10/10 Design 10/10 Brew 5/10 Price
2. Moccamaster KBG Select (£199.99)
The Moccamaster KBG Select has been one of the top filter brewers for decades and this is taking number two for me. Carrying the Speciality coffee association seals of approval it definitely lives up to the brew that is promised. Dispensing at an optimum brew temperature and even the hot plate is set to maintain this temperature. A very stylish piece and will fit in any environment due to the wide range of colour options available. And with the latest Select model you can now brew a half pot so you waste less coffee when brewing at home. With its slick, traditional design, this can be a focal point of any kitchen or office environment.
8/10 Design 10/10 Brew 7/10 Price
3. Melitta Aroma Fresh Grind & Brew (125.00)
The Melitta grinder brew may not be winning any style awards however, it can definitely take them home for convenience and brew. With an adjustable grinder that can be tuned for taste and programmable grind amount for strength you can really find your personalised perfect brew with this machine. It also has a timer feature that can be set for an automatic brew time and also set the time in which the hot plate stays on for. With this filter machine you can literally wake up and smell the coffee!
6/10 Design 9/10 Brew 8/10 Price
4. Bravilor Junior (196.00)
For a first take on a domestic machine, Bravilor really nailed this one! Years of experience in the commercial market has led to a home use filter machine, with great brew technology and sleek design. Another Speciality coffee association approved filter machine that allows for a slowed down brew time, even dispense of water from the brew head and ideal brewing temperature all resulting in a fantastic brew every time! It is also very easy on the eyes with a brushed stainless steel body and slim shape allowing it to fit into those tight spaces.
8/10 Design 10/10 Brew 5/10 Price
5. Melitta Aromaboy (£30.99)
Now this little machine has made it in my top five for exactly that reason, it is so little! It may not have any game changing technology, any exciting brewing tricks or even have a look worth noting, but the reason this is one of personal favourites is that it is such a personal machine. Having to get up every few hours to get your coffee is a thing of the past since this little guy will unnoticeably sit on your desk. It is no bigger than my outstretched hand and can fit anywhere without being an inconvenience. I honestly believe that every person should have a Melitta Aroma boy on their work desk and at such a low cost this is a possible dream!
4/10 Design 5/10 Brew 10/10 Price
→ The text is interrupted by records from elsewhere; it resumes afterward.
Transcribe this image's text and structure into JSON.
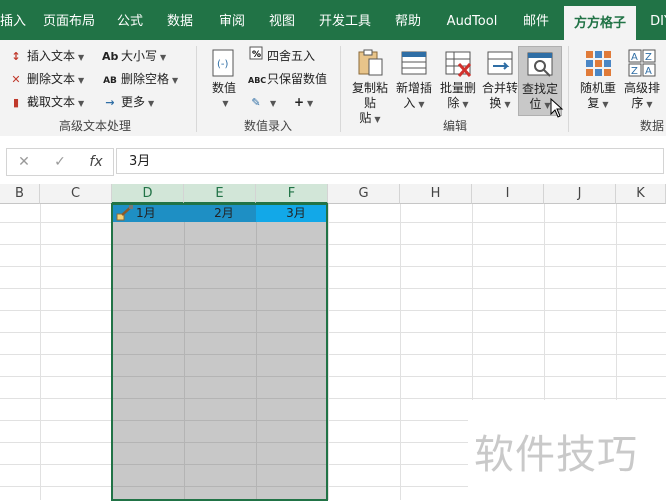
{
  "ribbon_tabs": [
    {
      "label": "插入",
      "active": false
    },
    {
      "label": "页面布局",
      "active": false
    },
    {
      "label": "公式",
      "active": false
    },
    {
      "label": "数据",
      "active": false
    },
    {
      "label": "审阅",
      "active": false
    },
    {
      "label": "视图",
      "active": false
    },
    {
      "label": "开发工具",
      "active": false
    },
    {
      "label": "帮助",
      "active": false
    },
    {
      "label": "AudTool",
      "active": false
    },
    {
      "label": "邮件",
      "active": false
    },
    {
      "label": "方方格子",
      "active": true
    },
    {
      "label": "DIY",
      "active": false
    }
  ],
  "groups": {
    "text": {
      "label": "高级文本处理",
      "insert_text": "插入文本",
      "delete_text": "删除文本",
      "extract_text": "截取文本",
      "case": "大小写",
      "delete_space": "删除空格",
      "more": "更多"
    },
    "number": {
      "label": "数值录入",
      "numeric": "数值",
      "round": "四舍五入",
      "keep_value": "只保留数值"
    },
    "edit": {
      "label": "编辑",
      "copy_paste": "复制粘贴",
      "copy_paste_l2": "贴",
      "insert_new": "新增插",
      "insert_new_l2": "入",
      "batch_delete": "批量删",
      "batch_delete_l2": "除",
      "merge_convert": "合并转",
      "merge_convert_l2": "换",
      "find_locate": "查找定",
      "find_locate_l2": "位"
    },
    "data": {
      "label": "数据",
      "random_repeat": "随机重",
      "random_repeat_l2": "复",
      "advanced_sort": "高级排",
      "advanced_sort_l2": "序"
    }
  },
  "formula_bar": {
    "cancel": "✕",
    "confirm": "✓",
    "fx": "fx",
    "value": "3月"
  },
  "columns": [
    {
      "label": "B",
      "selected": false
    },
    {
      "label": "C",
      "selected": false
    },
    {
      "label": "D",
      "selected": true
    },
    {
      "label": "E",
      "selected": true
    },
    {
      "label": "F",
      "selected": true
    },
    {
      "label": "G",
      "selected": false
    },
    {
      "label": "H",
      "selected": false
    },
    {
      "label": "I",
      "selected": false
    },
    {
      "label": "J",
      "selected": false
    },
    {
      "label": "K",
      "selected": false
    }
  ],
  "header_row": [
    "1月",
    "2月",
    "3月"
  ],
  "watermark": "软件技巧",
  "colors": {
    "accent": "#217346",
    "header_band": "#1e8fc4",
    "header_band_active": "#12a8e8",
    "selection": "#c8c8c8"
  }
}
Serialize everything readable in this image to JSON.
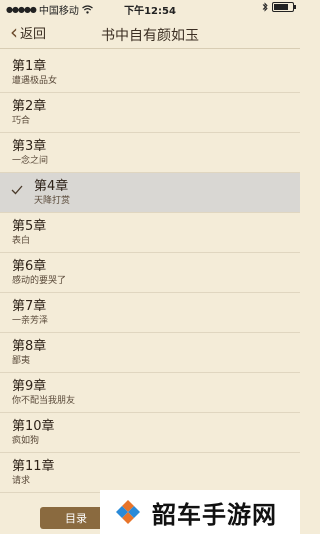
{
  "status_bar": {
    "carrier": "中国移动",
    "time": "下午12:54"
  },
  "nav": {
    "back_label": "返回",
    "title": "书中自有颜如玉"
  },
  "chapters": [
    {
      "title": "第1章",
      "subtitle": "遭遇极品女"
    },
    {
      "title": "第2章",
      "subtitle": "巧合"
    },
    {
      "title": "第3章",
      "subtitle": "一念之间"
    },
    {
      "title": "第4章",
      "subtitle": "天降打赏",
      "selected": true
    },
    {
      "title": "第5章",
      "subtitle": "表白"
    },
    {
      "title": "第6章",
      "subtitle": "感动的要哭了"
    },
    {
      "title": "第7章",
      "subtitle": "一亲芳泽"
    },
    {
      "title": "第8章",
      "subtitle": "鄙夷"
    },
    {
      "title": "第9章",
      "subtitle": "你不配当我朋友"
    },
    {
      "title": "第10章",
      "subtitle": "疯如狗"
    },
    {
      "title": "第11章",
      "subtitle": "请求"
    }
  ],
  "bottom": {
    "toc_label": "目录"
  },
  "watermark": {
    "text": "韶车手游网"
  },
  "colors": {
    "background": "#f4ecd8",
    "selected_row": "#d9d7d3",
    "button": "#8a6a3f"
  }
}
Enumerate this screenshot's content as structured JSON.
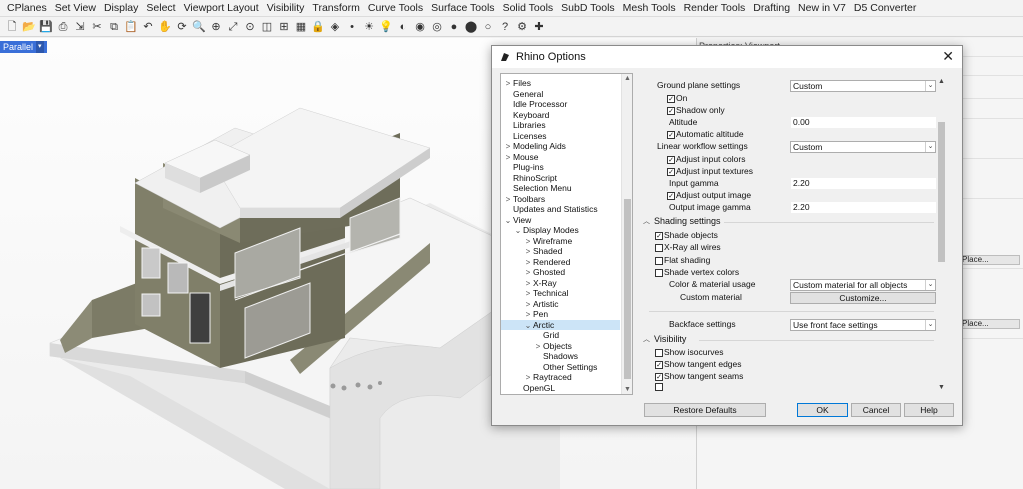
{
  "menu": [
    "CPlanes",
    "Set View",
    "Display",
    "Select",
    "Viewport Layout",
    "Visibility",
    "Transform",
    "Curve Tools",
    "Surface Tools",
    "Solid Tools",
    "SubD Tools",
    "Mesh Tools",
    "Render Tools",
    "Drafting",
    "New in V7",
    "D5 Converter"
  ],
  "toolbar_icons": [
    "new-file-icon",
    "open-icon",
    "save-icon",
    "print-icon",
    "import-icon",
    "cut-icon",
    "copy-icon",
    "paste-icon",
    "undo-icon",
    "pan-icon",
    "rotate-icon",
    "zoom-icon",
    "zoom-window-icon",
    "zoom-extents-icon",
    "zoom-selected-icon",
    "perspective-icon",
    "four-views-icon",
    "grid-icon",
    "lock-icon",
    "layer-icon",
    "point-icon",
    "light-icon",
    "lamp-icon",
    "material-icon",
    "render-sphere-icon",
    "wireframe-sphere-icon",
    "shaded-sphere-icon",
    "rendered-sphere-icon",
    "ghosted-sphere-icon",
    "help-icon",
    "options-icon",
    "plugin-icon"
  ],
  "viewport": {
    "title": "Parallel",
    "dropdown": "▾"
  },
  "right_panel": {
    "title": "Properties: Viewport",
    "button1": "Place...",
    "button2": "Place..."
  },
  "dialog": {
    "title": "Rhino Options",
    "close": "✕",
    "tree": [
      {
        "label": "Files",
        "depth": 0,
        "arrow": ">"
      },
      {
        "label": "General",
        "depth": 0,
        "arrow": ""
      },
      {
        "label": "Idle Processor",
        "depth": 0,
        "arrow": ""
      },
      {
        "label": "Keyboard",
        "depth": 0,
        "arrow": ""
      },
      {
        "label": "Libraries",
        "depth": 0,
        "arrow": ""
      },
      {
        "label": "Licenses",
        "depth": 0,
        "arrow": ""
      },
      {
        "label": "Modeling Aids",
        "depth": 0,
        "arrow": ">"
      },
      {
        "label": "Mouse",
        "depth": 0,
        "arrow": ">"
      },
      {
        "label": "Plug-ins",
        "depth": 0,
        "arrow": ""
      },
      {
        "label": "RhinoScript",
        "depth": 0,
        "arrow": ""
      },
      {
        "label": "Selection Menu",
        "depth": 0,
        "arrow": ""
      },
      {
        "label": "Toolbars",
        "depth": 0,
        "arrow": ">"
      },
      {
        "label": "Updates and Statistics",
        "depth": 0,
        "arrow": ""
      },
      {
        "label": "View",
        "depth": 0,
        "arrow": "⌄"
      },
      {
        "label": "Display Modes",
        "depth": 1,
        "arrow": "⌄"
      },
      {
        "label": "Wireframe",
        "depth": 2,
        "arrow": ">"
      },
      {
        "label": "Shaded",
        "depth": 2,
        "arrow": ">"
      },
      {
        "label": "Rendered",
        "depth": 2,
        "arrow": ">"
      },
      {
        "label": "Ghosted",
        "depth": 2,
        "arrow": ">"
      },
      {
        "label": "X-Ray",
        "depth": 2,
        "arrow": ">"
      },
      {
        "label": "Technical",
        "depth": 2,
        "arrow": ">"
      },
      {
        "label": "Artistic",
        "depth": 2,
        "arrow": ">"
      },
      {
        "label": "Pen",
        "depth": 2,
        "arrow": ">"
      },
      {
        "label": "Arctic",
        "depth": 2,
        "arrow": "⌄",
        "selected": true
      },
      {
        "label": "Grid",
        "depth": 3,
        "arrow": ""
      },
      {
        "label": "Objects",
        "depth": 3,
        "arrow": ">"
      },
      {
        "label": "Shadows",
        "depth": 3,
        "arrow": ""
      },
      {
        "label": "Other Settings",
        "depth": 3,
        "arrow": ""
      },
      {
        "label": "Raytraced",
        "depth": 2,
        "arrow": ">"
      },
      {
        "label": "OpenGL",
        "depth": 1,
        "arrow": ""
      }
    ],
    "settings": {
      "ground_plane_label": "Ground plane settings",
      "ground_plane_value": "Custom",
      "on_label": "On",
      "shadow_only_label": "Shadow only",
      "altitude_label": "Altitude",
      "altitude_value": "0.00",
      "auto_altitude_label": "Automatic altitude",
      "linear_workflow_label": "Linear workflow settings",
      "linear_workflow_value": "Custom",
      "adjust_input_colors_label": "Adjust input colors",
      "adjust_input_textures_label": "Adjust input textures",
      "input_gamma_label": "Input gamma",
      "input_gamma_value": "2.20",
      "adjust_output_image_label": "Adjust output image",
      "output_gamma_label": "Output image gamma",
      "output_gamma_value": "2.20",
      "shading_section": "Shading settings",
      "shade_objects_label": "Shade objects",
      "xray_label": "X-Ray all wires",
      "flat_shading_label": "Flat shading",
      "shade_vertex_label": "Shade vertex colors",
      "color_material_label": "Color & material usage",
      "color_material_value": "Custom material for all objects",
      "custom_material_label": "Custom material",
      "customize_button": "Customize...",
      "backface_label": "Backface settings",
      "backface_value": "Use front face settings",
      "visibility_section": "Visibility",
      "show_isocurves_label": "Show isocurves",
      "show_tangent_edges_label": "Show tangent edges",
      "show_tangent_seams_label": "Show tangent seams"
    },
    "checks": {
      "on": true,
      "shadow_only": true,
      "auto_altitude": true,
      "adjust_input_colors": true,
      "adjust_input_textures": true,
      "adjust_output_image": true,
      "shade_objects": true,
      "xray": false,
      "flat_shading": false,
      "shade_vertex": false,
      "show_isocurves": false,
      "show_tangent_edges": true,
      "show_tangent_seams": true
    },
    "buttons": {
      "restore": "Restore Defaults",
      "ok": "OK",
      "cancel": "Cancel",
      "help": "Help"
    }
  },
  "colors": {
    "wall": "#7c7b66",
    "slab": "#f2f2f2",
    "selection": "#cce4f7",
    "accent": "#0078d7"
  }
}
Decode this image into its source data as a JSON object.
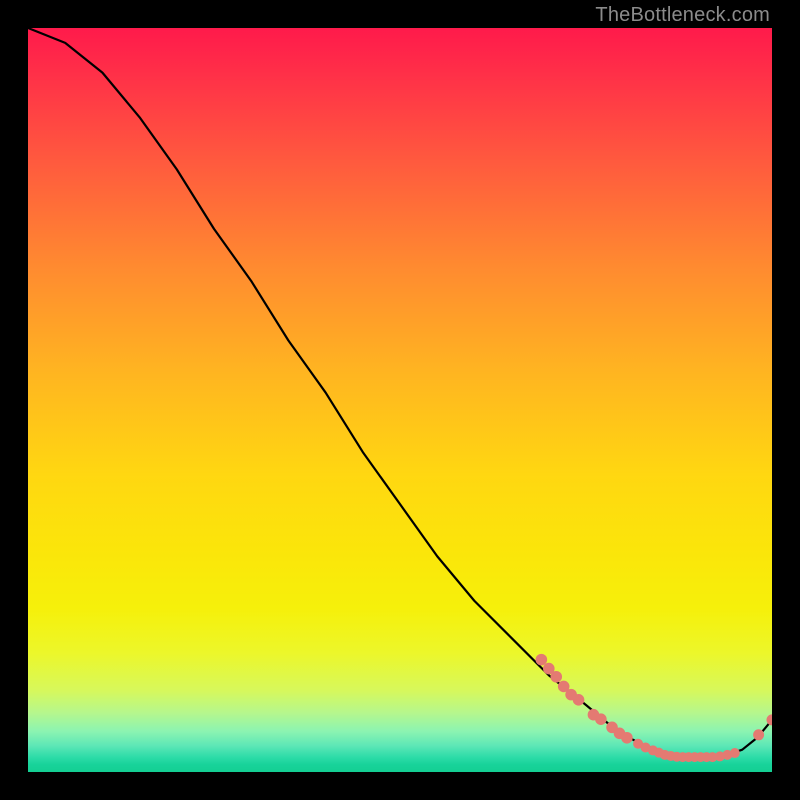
{
  "watermark": "TheBottleneck.com",
  "chart_data": {
    "type": "line",
    "title": "",
    "xlabel": "",
    "ylabel": "",
    "xlim": [
      0,
      100
    ],
    "ylim": [
      0,
      100
    ],
    "grid": false,
    "legend": false,
    "series": [
      {
        "name": "curve",
        "x": [
          0,
          5,
          10,
          15,
          20,
          25,
          30,
          35,
          40,
          45,
          50,
          55,
          60,
          65,
          70,
          75,
          78,
          80,
          83,
          86,
          88,
          90,
          92,
          94,
          96,
          98,
          100
        ],
        "y": [
          100,
          98,
          94,
          88,
          81,
          73,
          66,
          58,
          51,
          43,
          36,
          29,
          23,
          18,
          13,
          9,
          6.5,
          5,
          3.5,
          2.5,
          2,
          2,
          2,
          2.3,
          3,
          4.6,
          7
        ]
      }
    ],
    "markers": {
      "name": "highlighted-points",
      "color": "#e47a72",
      "points": [
        {
          "x": 69,
          "y": 15.1,
          "r": 5.3
        },
        {
          "x": 70,
          "y": 13.9,
          "r": 5.3
        },
        {
          "x": 71,
          "y": 12.8,
          "r": 5.3
        },
        {
          "x": 72,
          "y": 11.5,
          "r": 5.3
        },
        {
          "x": 73,
          "y": 10.4,
          "r": 5.3
        },
        {
          "x": 74,
          "y": 9.7,
          "r": 5.3
        },
        {
          "x": 76,
          "y": 7.7,
          "r": 5.3
        },
        {
          "x": 77,
          "y": 7.1,
          "r": 5.3
        },
        {
          "x": 78.5,
          "y": 6.0,
          "r": 5.3
        },
        {
          "x": 79.5,
          "y": 5.2,
          "r": 5.3
        },
        {
          "x": 80.5,
          "y": 4.6,
          "r": 5.3
        },
        {
          "x": 82,
          "y": 3.8,
          "r": 4.5
        },
        {
          "x": 83,
          "y": 3.3,
          "r": 4.5
        },
        {
          "x": 84,
          "y": 2.9,
          "r": 4.5
        },
        {
          "x": 84.8,
          "y": 2.6,
          "r": 4.5
        },
        {
          "x": 85.6,
          "y": 2.3,
          "r": 4.5
        },
        {
          "x": 86.4,
          "y": 2.15,
          "r": 4.5
        },
        {
          "x": 87.2,
          "y": 2.05,
          "r": 4.5
        },
        {
          "x": 88,
          "y": 2.0,
          "r": 4.5
        },
        {
          "x": 88.8,
          "y": 2.0,
          "r": 4.5
        },
        {
          "x": 89.6,
          "y": 2.0,
          "r": 4.5
        },
        {
          "x": 90.4,
          "y": 2.0,
          "r": 4.5
        },
        {
          "x": 91.2,
          "y": 2.0,
          "r": 4.5
        },
        {
          "x": 92,
          "y": 2.0,
          "r": 4.5
        },
        {
          "x": 93,
          "y": 2.1,
          "r": 4.5
        },
        {
          "x": 94,
          "y": 2.3,
          "r": 4.5
        },
        {
          "x": 95,
          "y": 2.55,
          "r": 4.5
        },
        {
          "x": 98.2,
          "y": 5.0,
          "r": 5.0
        },
        {
          "x": 100,
          "y": 7.0,
          "r": 5.0
        }
      ]
    }
  }
}
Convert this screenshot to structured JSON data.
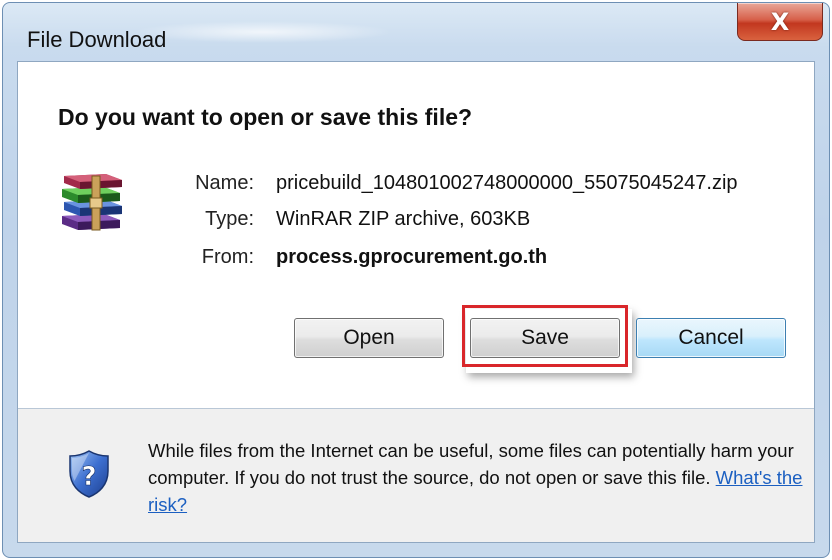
{
  "dialog": {
    "title": "File Download",
    "close_label": "X",
    "question": "Do you want to open or save this file?"
  },
  "file": {
    "icon": "winrar-archive-icon",
    "name_label": "Name:",
    "name": "pricebuild_104801002748000000_55075045247.zip",
    "type_label": "Type:",
    "type": "WinRAR ZIP archive, 603KB",
    "from_label": "From:",
    "from": "process.gprocurement.go.th"
  },
  "buttons": {
    "open": "Open",
    "save": "Save",
    "cancel": "Cancel"
  },
  "warning": {
    "icon": "shield-question-icon",
    "text": "While files from the Internet can be useful, some files can potentially harm your computer. If you do not trust the source, do not open or save this file. ",
    "link": "What's the risk?"
  },
  "colors": {
    "highlight": "#d9262a",
    "link": "#1b5fc1",
    "close_button": "#c2371f"
  }
}
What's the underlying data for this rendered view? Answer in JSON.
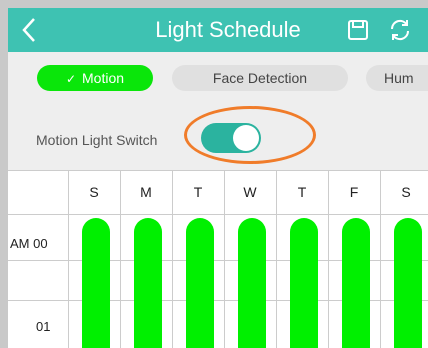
{
  "header": {
    "title": "Light Schedule",
    "background": "#3ec2b2",
    "icons": [
      "chevron-left-icon",
      "save-icon",
      "refresh-icon"
    ]
  },
  "tabs": [
    {
      "label": "Motion",
      "selected": true
    },
    {
      "label": "Face Detection",
      "selected": false
    },
    {
      "label": "Hum",
      "selected": false
    }
  ],
  "motion_switch": {
    "label": "Motion  Light Switch",
    "on": true,
    "track_color": "#2bb39f"
  },
  "schedule": {
    "days": [
      "S",
      "M",
      "T",
      "W",
      "T",
      "F",
      "S"
    ],
    "time_labels": [
      "AM 00",
      "01"
    ],
    "bar_color": "#00f000",
    "days_active": [
      true,
      true,
      true,
      true,
      true,
      true,
      true
    ]
  },
  "colors": {
    "accent": "#3ec2b2",
    "selected_tab": "#0ae60a",
    "highlight": "#f07c2a"
  }
}
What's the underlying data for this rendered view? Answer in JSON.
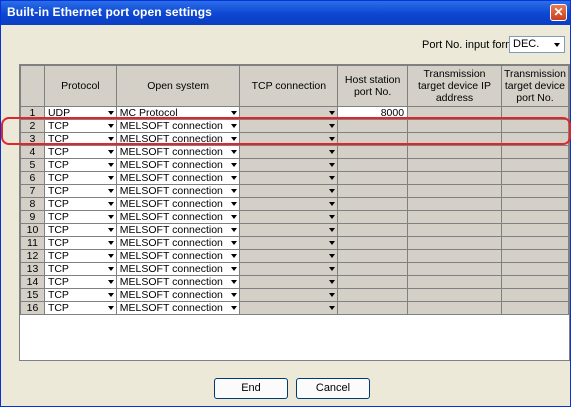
{
  "window": {
    "title": "Built-in Ethernet port open settings",
    "close_glyph": "✕"
  },
  "port_format": {
    "label": "Port No. input format",
    "value": "DEC."
  },
  "columns": {
    "num": "",
    "protocol": "Protocol",
    "open_system": "Open system",
    "tcp_connection": "TCP connection",
    "host_port": "Host station port No.",
    "target_ip": "Transmission target device IP address",
    "target_port": "Transmission target device port No."
  },
  "rows": [
    {
      "num": "1",
      "protocol": "UDP",
      "open_system": "MC Protocol",
      "host_port": "8000"
    },
    {
      "num": "2",
      "protocol": "TCP",
      "open_system": "MELSOFT connection",
      "host_port": ""
    },
    {
      "num": "3",
      "protocol": "TCP",
      "open_system": "MELSOFT connection",
      "host_port": ""
    },
    {
      "num": "4",
      "protocol": "TCP",
      "open_system": "MELSOFT connection",
      "host_port": ""
    },
    {
      "num": "5",
      "protocol": "TCP",
      "open_system": "MELSOFT connection",
      "host_port": ""
    },
    {
      "num": "6",
      "protocol": "TCP",
      "open_system": "MELSOFT connection",
      "host_port": ""
    },
    {
      "num": "7",
      "protocol": "TCP",
      "open_system": "MELSOFT connection",
      "host_port": ""
    },
    {
      "num": "8",
      "protocol": "TCP",
      "open_system": "MELSOFT connection",
      "host_port": ""
    },
    {
      "num": "9",
      "protocol": "TCP",
      "open_system": "MELSOFT connection",
      "host_port": ""
    },
    {
      "num": "10",
      "protocol": "TCP",
      "open_system": "MELSOFT connection",
      "host_port": ""
    },
    {
      "num": "11",
      "protocol": "TCP",
      "open_system": "MELSOFT connection",
      "host_port": ""
    },
    {
      "num": "12",
      "protocol": "TCP",
      "open_system": "MELSOFT connection",
      "host_port": ""
    },
    {
      "num": "13",
      "protocol": "TCP",
      "open_system": "MELSOFT connection",
      "host_port": ""
    },
    {
      "num": "14",
      "protocol": "TCP",
      "open_system": "MELSOFT connection",
      "host_port": ""
    },
    {
      "num": "15",
      "protocol": "TCP",
      "open_system": "MELSOFT connection",
      "host_port": ""
    },
    {
      "num": "16",
      "protocol": "TCP",
      "open_system": "MELSOFT connection",
      "host_port": ""
    }
  ],
  "buttons": {
    "end": "End",
    "cancel": "Cancel"
  },
  "colors": {
    "title_bar": "#0d46d1",
    "highlight": "#e0262a",
    "face": "#ece9d8"
  }
}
Although this complete guide seems like an overwhelming amount of information to take in, there are some simple takeaways from it all. Bleached or Unbleached filter papers will not ruin your coffee if you choose the wrong one, but do think first what aspects of each interest you most before buying. And metal filters will never compete with paper filters for taste but do have the benefit of long term cost savings, as well as being a more sustainable option. And finally, and this can never be stressed enough, the most important aspect of your coffee will always be just that, the coffee! Discover the wide range of Redber coffees and find the origin that suits your filter brew best!